====== AVAILABLE DATA ======

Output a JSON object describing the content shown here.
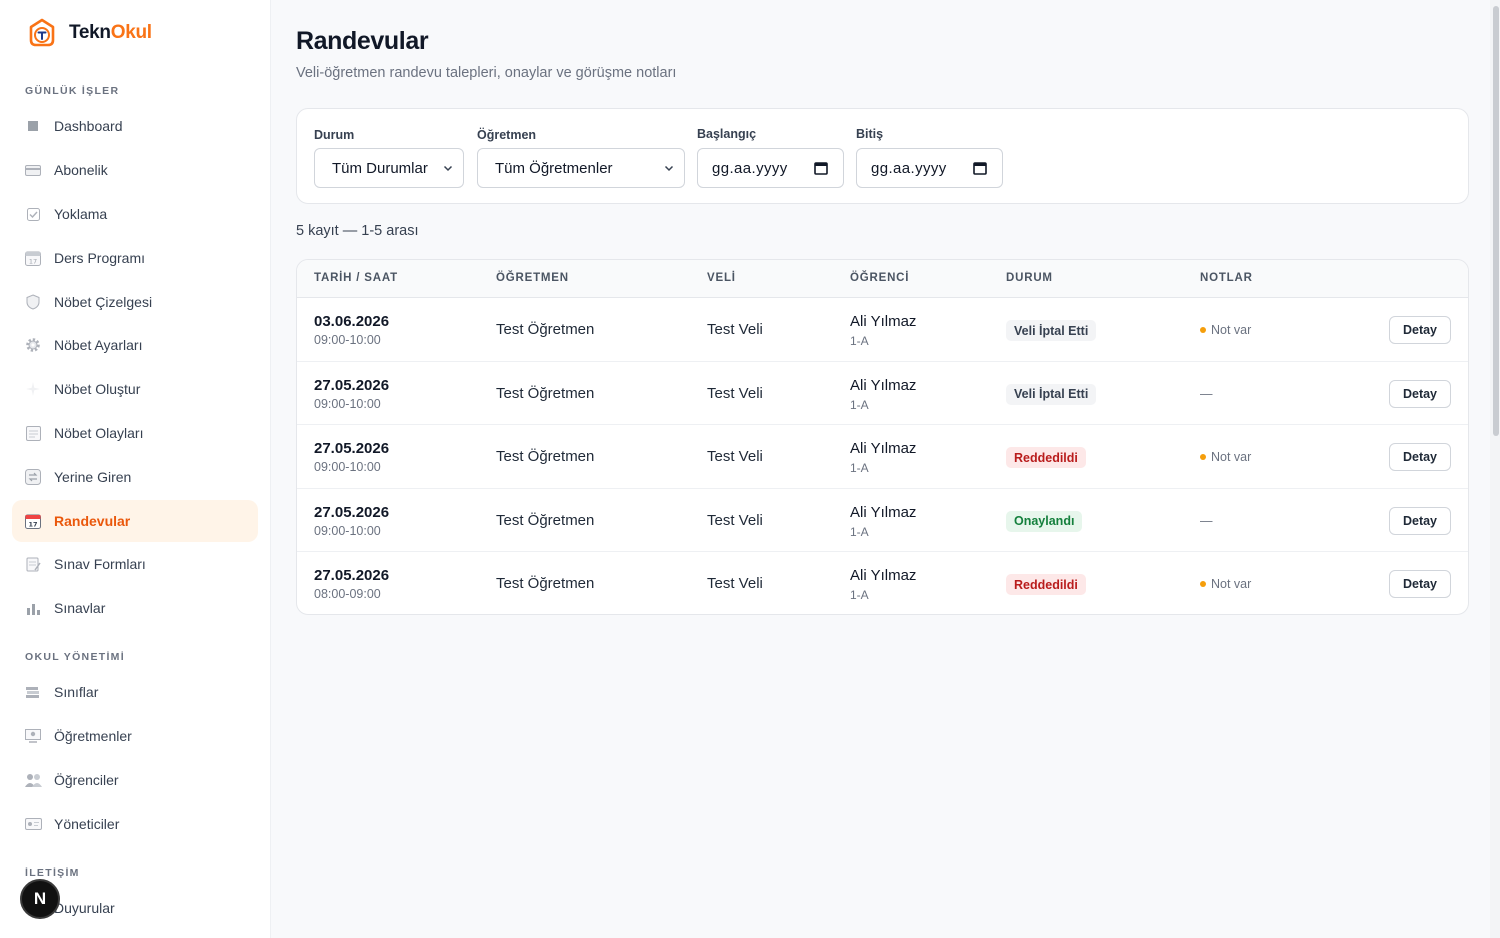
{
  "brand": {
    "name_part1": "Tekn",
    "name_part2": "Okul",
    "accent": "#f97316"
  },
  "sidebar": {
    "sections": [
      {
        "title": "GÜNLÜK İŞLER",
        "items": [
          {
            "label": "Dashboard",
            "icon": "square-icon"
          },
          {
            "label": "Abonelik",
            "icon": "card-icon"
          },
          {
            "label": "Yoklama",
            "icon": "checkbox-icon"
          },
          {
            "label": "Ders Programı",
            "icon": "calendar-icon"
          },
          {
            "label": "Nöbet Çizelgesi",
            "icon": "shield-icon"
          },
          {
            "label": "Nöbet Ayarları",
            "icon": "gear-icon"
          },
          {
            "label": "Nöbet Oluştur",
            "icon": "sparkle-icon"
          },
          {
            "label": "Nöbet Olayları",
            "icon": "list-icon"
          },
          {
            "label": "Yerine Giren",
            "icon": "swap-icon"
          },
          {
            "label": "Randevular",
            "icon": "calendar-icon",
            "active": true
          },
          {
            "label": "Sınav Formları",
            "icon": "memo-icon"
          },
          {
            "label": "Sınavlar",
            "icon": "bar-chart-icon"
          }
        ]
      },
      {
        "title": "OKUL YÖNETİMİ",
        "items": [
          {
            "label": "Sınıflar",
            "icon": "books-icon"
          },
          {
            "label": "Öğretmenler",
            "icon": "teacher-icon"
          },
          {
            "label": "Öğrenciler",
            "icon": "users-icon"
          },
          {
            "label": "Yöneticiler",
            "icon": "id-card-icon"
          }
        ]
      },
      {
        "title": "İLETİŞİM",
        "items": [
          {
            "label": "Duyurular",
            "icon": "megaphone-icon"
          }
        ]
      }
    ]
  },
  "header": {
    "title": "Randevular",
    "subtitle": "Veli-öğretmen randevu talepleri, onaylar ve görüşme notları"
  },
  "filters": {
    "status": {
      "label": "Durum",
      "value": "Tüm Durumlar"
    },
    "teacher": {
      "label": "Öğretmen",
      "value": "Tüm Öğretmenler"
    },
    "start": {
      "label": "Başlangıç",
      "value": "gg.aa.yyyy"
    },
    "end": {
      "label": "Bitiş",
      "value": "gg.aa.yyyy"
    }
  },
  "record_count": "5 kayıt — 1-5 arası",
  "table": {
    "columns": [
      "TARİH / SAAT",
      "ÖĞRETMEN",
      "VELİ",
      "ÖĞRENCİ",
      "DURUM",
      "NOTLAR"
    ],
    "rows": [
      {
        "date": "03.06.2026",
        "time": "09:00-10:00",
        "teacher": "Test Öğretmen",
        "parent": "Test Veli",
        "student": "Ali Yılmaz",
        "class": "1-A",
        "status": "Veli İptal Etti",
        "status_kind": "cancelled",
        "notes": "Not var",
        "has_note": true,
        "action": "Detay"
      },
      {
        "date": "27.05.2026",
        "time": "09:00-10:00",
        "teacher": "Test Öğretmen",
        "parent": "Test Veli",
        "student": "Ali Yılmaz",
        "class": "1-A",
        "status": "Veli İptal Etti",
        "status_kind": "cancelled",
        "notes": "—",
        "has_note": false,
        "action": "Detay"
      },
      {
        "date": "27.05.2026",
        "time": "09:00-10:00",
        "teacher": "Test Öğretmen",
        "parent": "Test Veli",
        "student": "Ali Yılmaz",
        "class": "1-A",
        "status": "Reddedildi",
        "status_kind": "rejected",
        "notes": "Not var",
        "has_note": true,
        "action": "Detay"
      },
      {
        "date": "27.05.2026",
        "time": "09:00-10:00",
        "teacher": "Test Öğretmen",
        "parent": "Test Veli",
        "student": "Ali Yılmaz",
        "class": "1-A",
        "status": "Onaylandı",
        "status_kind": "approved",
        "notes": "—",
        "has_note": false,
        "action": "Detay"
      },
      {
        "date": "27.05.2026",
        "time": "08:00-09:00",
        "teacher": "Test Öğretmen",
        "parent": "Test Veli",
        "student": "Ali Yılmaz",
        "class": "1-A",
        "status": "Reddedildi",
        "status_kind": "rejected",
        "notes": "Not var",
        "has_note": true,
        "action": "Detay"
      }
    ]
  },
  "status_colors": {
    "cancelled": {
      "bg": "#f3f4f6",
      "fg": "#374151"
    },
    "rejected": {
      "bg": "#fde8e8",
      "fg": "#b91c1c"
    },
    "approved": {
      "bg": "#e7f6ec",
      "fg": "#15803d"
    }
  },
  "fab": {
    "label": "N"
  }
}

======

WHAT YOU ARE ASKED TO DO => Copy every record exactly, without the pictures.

RESULT BELOW =>
Output a JSON object describing the content shown here.
{
  "brand": {
    "name_part1": "Tekn",
    "name_part2": "Okul",
    "accent": "#f97316"
  },
  "sidebar": {
    "sections": [
      {
        "title": "GÜNLÜK İŞLER",
        "items": [
          {
            "label": "Dashboard",
            "icon": "square-icon"
          },
          {
            "label": "Abonelik",
            "icon": "card-icon"
          },
          {
            "label": "Yoklama",
            "icon": "checkbox-icon"
          },
          {
            "label": "Ders Programı",
            "icon": "calendar-icon"
          },
          {
            "label": "Nöbet Çizelgesi",
            "icon": "shield-icon"
          },
          {
            "label": "Nöbet Ayarları",
            "icon": "gear-icon"
          },
          {
            "label": "Nöbet Oluştur",
            "icon": "sparkle-icon"
          },
          {
            "label": "Nöbet Olayları",
            "icon": "list-icon"
          },
          {
            "label": "Yerine Giren",
            "icon": "swap-icon"
          },
          {
            "label": "Randevular",
            "icon": "calendar-icon",
            "active": true
          },
          {
            "label": "Sınav Formları",
            "icon": "memo-icon"
          },
          {
            "label": "Sınavlar",
            "icon": "bar-chart-icon"
          }
        ]
      },
      {
        "title": "OKUL YÖNETİMİ",
        "items": [
          {
            "label": "Sınıflar",
            "icon": "books-icon"
          },
          {
            "label": "Öğretmenler",
            "icon": "teacher-icon"
          },
          {
            "label": "Öğrenciler",
            "icon": "users-icon"
          },
          {
            "label": "Yöneticiler",
            "icon": "id-card-icon"
          }
        ]
      },
      {
        "title": "İLETİŞİM",
        "items": [
          {
            "label": "Duyurular",
            "icon": "megaphone-icon"
          }
        ]
      }
    ]
  },
  "header": {
    "title": "Randevular",
    "subtitle": "Veli-öğretmen randevu talepleri, onaylar ve görüşme notları"
  },
  "filters": {
    "status": {
      "label": "Durum",
      "value": "Tüm Durumlar"
    },
    "teacher": {
      "label": "Öğretmen",
      "value": "Tüm Öğretmenler"
    },
    "start": {
      "label": "Başlangıç",
      "value": "gg.aa.yyyy"
    },
    "end": {
      "label": "Bitiş",
      "value": "gg.aa.yyyy"
    }
  },
  "record_count": "5 kayıt — 1-5 arası",
  "table": {
    "columns": [
      "TARİH / SAAT",
      "ÖĞRETMEN",
      "VELİ",
      "ÖĞRENCİ",
      "DURUM",
      "NOTLAR"
    ],
    "rows": [
      {
        "date": "03.06.2026",
        "time": "09:00-10:00",
        "teacher": "Test Öğretmen",
        "parent": "Test Veli",
        "student": "Ali Yılmaz",
        "class": "1-A",
        "status": "Veli İptal Etti",
        "status_kind": "cancelled",
        "notes": "Not var",
        "has_note": true,
        "action": "Detay"
      },
      {
        "date": "27.05.2026",
        "time": "09:00-10:00",
        "teacher": "Test Öğretmen",
        "parent": "Test Veli",
        "student": "Ali Yılmaz",
        "class": "1-A",
        "status": "Veli İptal Etti",
        "status_kind": "cancelled",
        "notes": "—",
        "has_note": false,
        "action": "Detay"
      },
      {
        "date": "27.05.2026",
        "time": "09:00-10:00",
        "teacher": "Test Öğretmen",
        "parent": "Test Veli",
        "student": "Ali Yılmaz",
        "class": "1-A",
        "status": "Reddedildi",
        "status_kind": "rejected",
        "notes": "Not var",
        "has_note": true,
        "action": "Detay"
      },
      {
        "date": "27.05.2026",
        "time": "09:00-10:00",
        "teacher": "Test Öğretmen",
        "parent": "Test Veli",
        "student": "Ali Yılmaz",
        "class": "1-A",
        "status": "Onaylandı",
        "status_kind": "approved",
        "notes": "—",
        "has_note": false,
        "action": "Detay"
      },
      {
        "date": "27.05.2026",
        "time": "08:00-09:00",
        "teacher": "Test Öğretmen",
        "parent": "Test Veli",
        "student": "Ali Yılmaz",
        "class": "1-A",
        "status": "Reddedildi",
        "status_kind": "rejected",
        "notes": "Not var",
        "has_note": true,
        "action": "Detay"
      }
    ]
  },
  "status_colors": {
    "cancelled": {
      "bg": "#f3f4f6",
      "fg": "#374151"
    },
    "rejected": {
      "bg": "#fde8e8",
      "fg": "#b91c1c"
    },
    "approved": {
      "bg": "#e7f6ec",
      "fg": "#15803d"
    }
  },
  "fab": {
    "label": "N"
  }
}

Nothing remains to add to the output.